I've used the app on two recent long runs along the East Bay Bike Path, and through Colt State Park and Warren, R.I., and I love that it talks to me as I pass each mile. It tells me my average pace per mile and my overall total time spent running. It tells me when I've reached my halfway point, and when I'm almost at my goal. A professional athlete's voice, like Lance Armstrong, chimes in your ear offering words of encouragement to keep going to the end. If you post your run to Facebook or Twitter, and you're connected to wifi, you can also set it up to have the app cheer for you every time a friend comments or likes your status on social media. You can play music while using this app, too.
I also like that I can broadcast my results on Facebook and Twitter so that I am held accountable for my run (follow me, @JamieCoelho). That way, if I say I am running eighteen miles, I have to run eighteen miles, because everyone can see my stats. It forces you to follow through and you end up competing with yourself to improve your time.
The best part is that at the end of the run, I can see how many calories I burned. My eighteen-mile run burned 1,860 calories. That's surely justification for the veggie pizza I ate for dinner that night. The one drawback is that it does kill your battery, but if you fully charge it before you go, you'll be fine.
As a runner, it's hard enough to stick to my own schedule, never mind coordinating long runs with a partner.

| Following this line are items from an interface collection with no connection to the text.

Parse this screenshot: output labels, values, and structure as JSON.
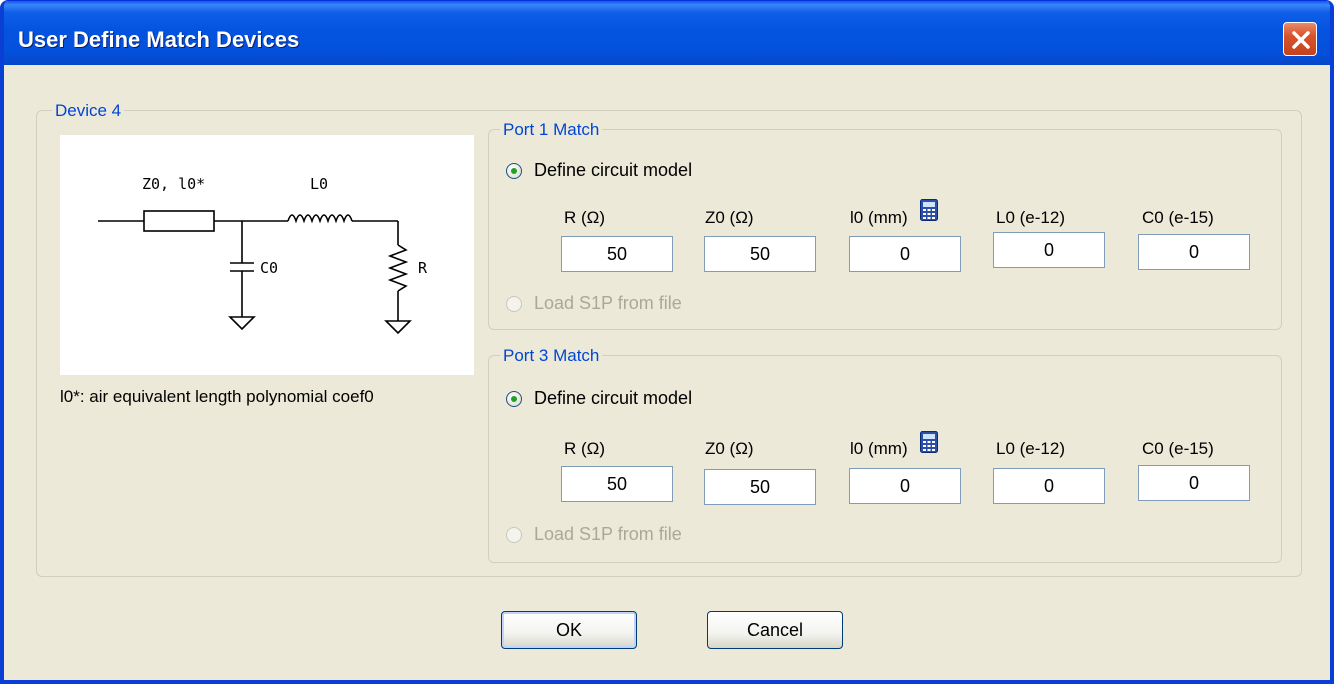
{
  "window": {
    "title": "User Define Match Devices"
  },
  "device": {
    "group_label": "Device 4",
    "note": "l0*: air equivalent length polynomial coef0",
    "circuit_labels": {
      "tline": "Z0, l0*",
      "inductor": "L0",
      "capacitor": "C0",
      "resistor": "R"
    }
  },
  "ports": [
    {
      "group_label": "Port 1 Match",
      "define_label": "Define circuit model",
      "define_checked": true,
      "load_label": "Load S1P from file",
      "load_enabled": false,
      "fields": [
        {
          "label": "R (Ω)",
          "value": "50"
        },
        {
          "label": "Z0 (Ω)",
          "value": "50"
        },
        {
          "label": "l0 (mm)",
          "value": "0"
        },
        {
          "label": "L0 (e-12)",
          "value": "0"
        },
        {
          "label": "C0 (e-15)",
          "value": "0"
        }
      ]
    },
    {
      "group_label": "Port 3 Match",
      "define_label": "Define circuit model",
      "define_checked": true,
      "load_label": "Load S1P from file",
      "load_enabled": false,
      "fields": [
        {
          "label": "R (Ω)",
          "value": "50"
        },
        {
          "label": "Z0 (Ω)",
          "value": "50"
        },
        {
          "label": "l0 (mm)",
          "value": "0"
        },
        {
          "label": "L0 (e-12)",
          "value": "0"
        },
        {
          "label": "C0 (e-15)",
          "value": "0"
        }
      ]
    }
  ],
  "buttons": {
    "ok": "OK",
    "cancel": "Cancel"
  },
  "icons": {
    "close": "close-icon",
    "calculator": "calculator-icon"
  },
  "colors": {
    "title_bar": "#0454e0",
    "group_label": "#0046d5",
    "dialog_bg": "#ece9d8"
  }
}
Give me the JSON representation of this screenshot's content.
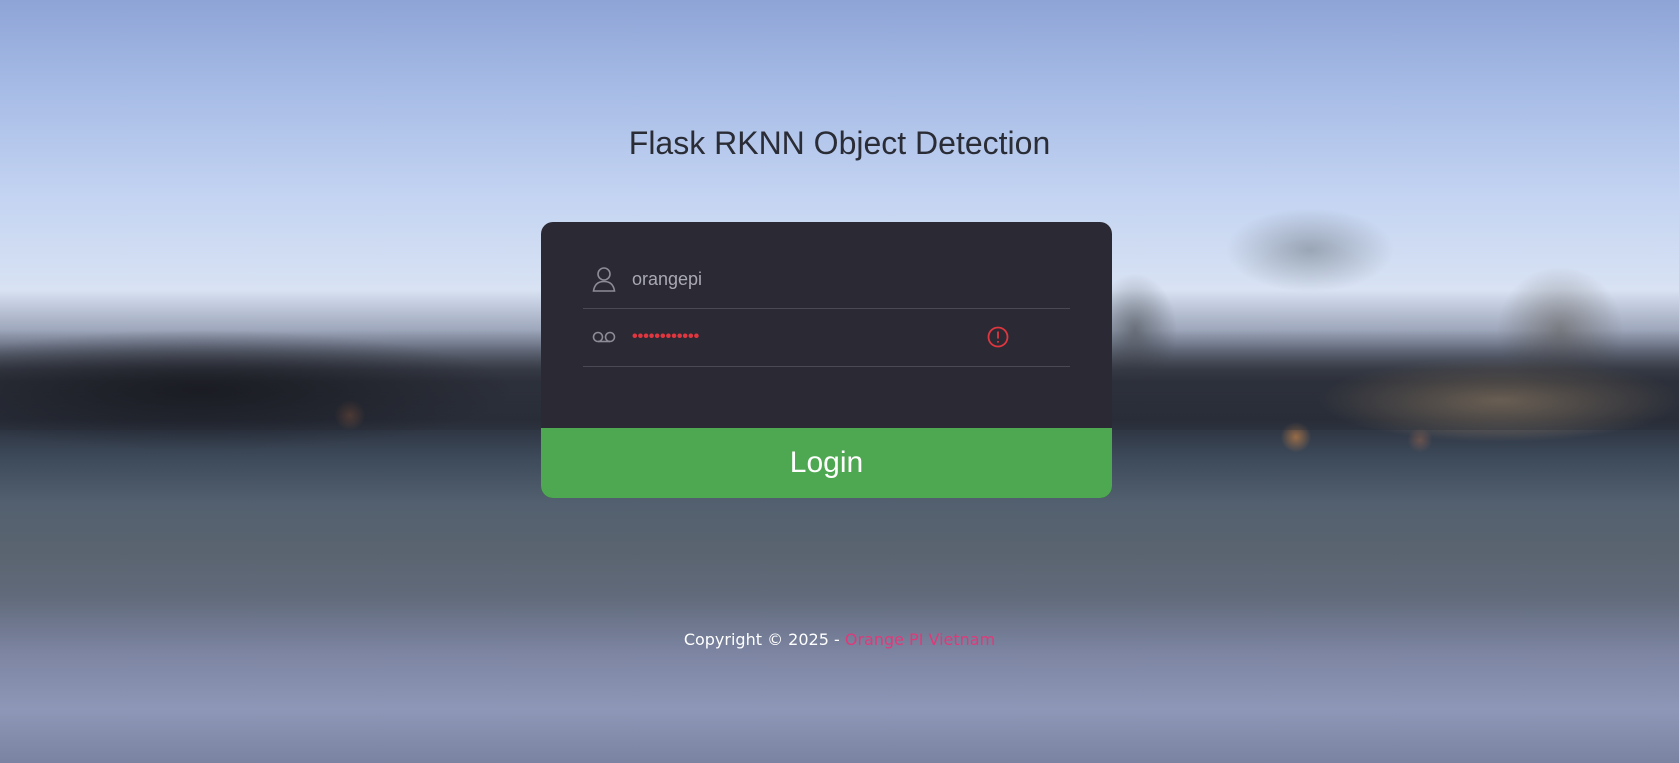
{
  "app": {
    "title": "Flask RKNN Object Detection"
  },
  "login_form": {
    "username_value": "orangepi",
    "password_masked": "••••••••••••",
    "username_icon": "user-icon",
    "password_icon": "key-icon",
    "password_status_icon": "alert-circle-icon",
    "submit_label": "Login"
  },
  "footer": {
    "copyright_text": "Copyright © 2025 -",
    "link_text": "Orange PI Vietnam"
  },
  "colors": {
    "card_background": "#2b2a34",
    "button_green": "#4ea851",
    "error_red": "#e0363f",
    "footer_link": "#e0397a"
  }
}
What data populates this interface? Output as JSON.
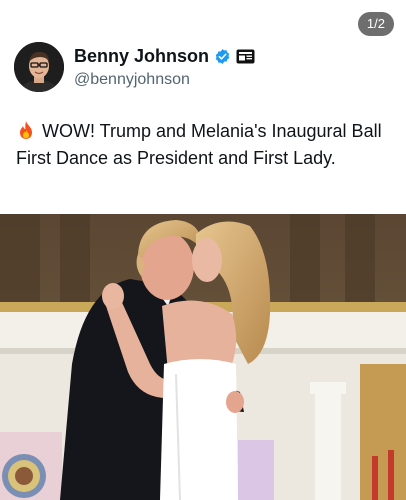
{
  "header": {
    "media_counter": "1/2"
  },
  "author": {
    "display_name": "Benny Johnson",
    "handle": "@bennyjohnson",
    "verified": true,
    "affiliation_badge": "news-badge"
  },
  "tweet": {
    "emoji_icon": "fire-icon",
    "text": "WOW! Trump and Melania's Inaugural Ball First Dance as President and First Lady."
  },
  "media": {
    "type": "photo",
    "index": 1,
    "total": 2
  },
  "colors": {
    "text": "#0f1419",
    "handle": "#536471",
    "verified_blue": "#1d9bf0",
    "counter_bg": "#6e6e6e"
  }
}
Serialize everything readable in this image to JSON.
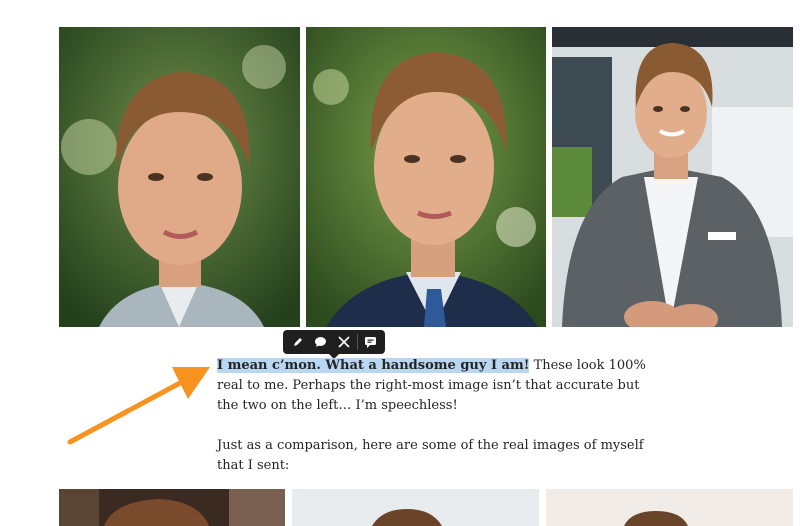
{
  "toolbar": {
    "items": [
      {
        "name": "highlight",
        "icon": "pencil-icon"
      },
      {
        "name": "respond",
        "icon": "speech-bubble-icon"
      },
      {
        "name": "share-x",
        "icon": "x-logo-icon"
      },
      {
        "name": "private-note",
        "icon": "note-icon"
      }
    ]
  },
  "article": {
    "highlighted": "I mean c’mon. What a handsome guy I am!",
    "rest": " These look 100% real to me. Perhaps the right-most image isn’t that accurate but the two on the left… I’m speechless!",
    "paragraph2": "Just as a comparison, here are some of the real images of myself that I sent:"
  },
  "annotation": {
    "arrow_color": "#f7931e"
  },
  "colors": {
    "highlight": "#b9d7f2",
    "toolbar": "#1f1f1f",
    "text": "#242424"
  }
}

It has been tough to run with a buddy lately, so I am happy to have this app as my new best friend.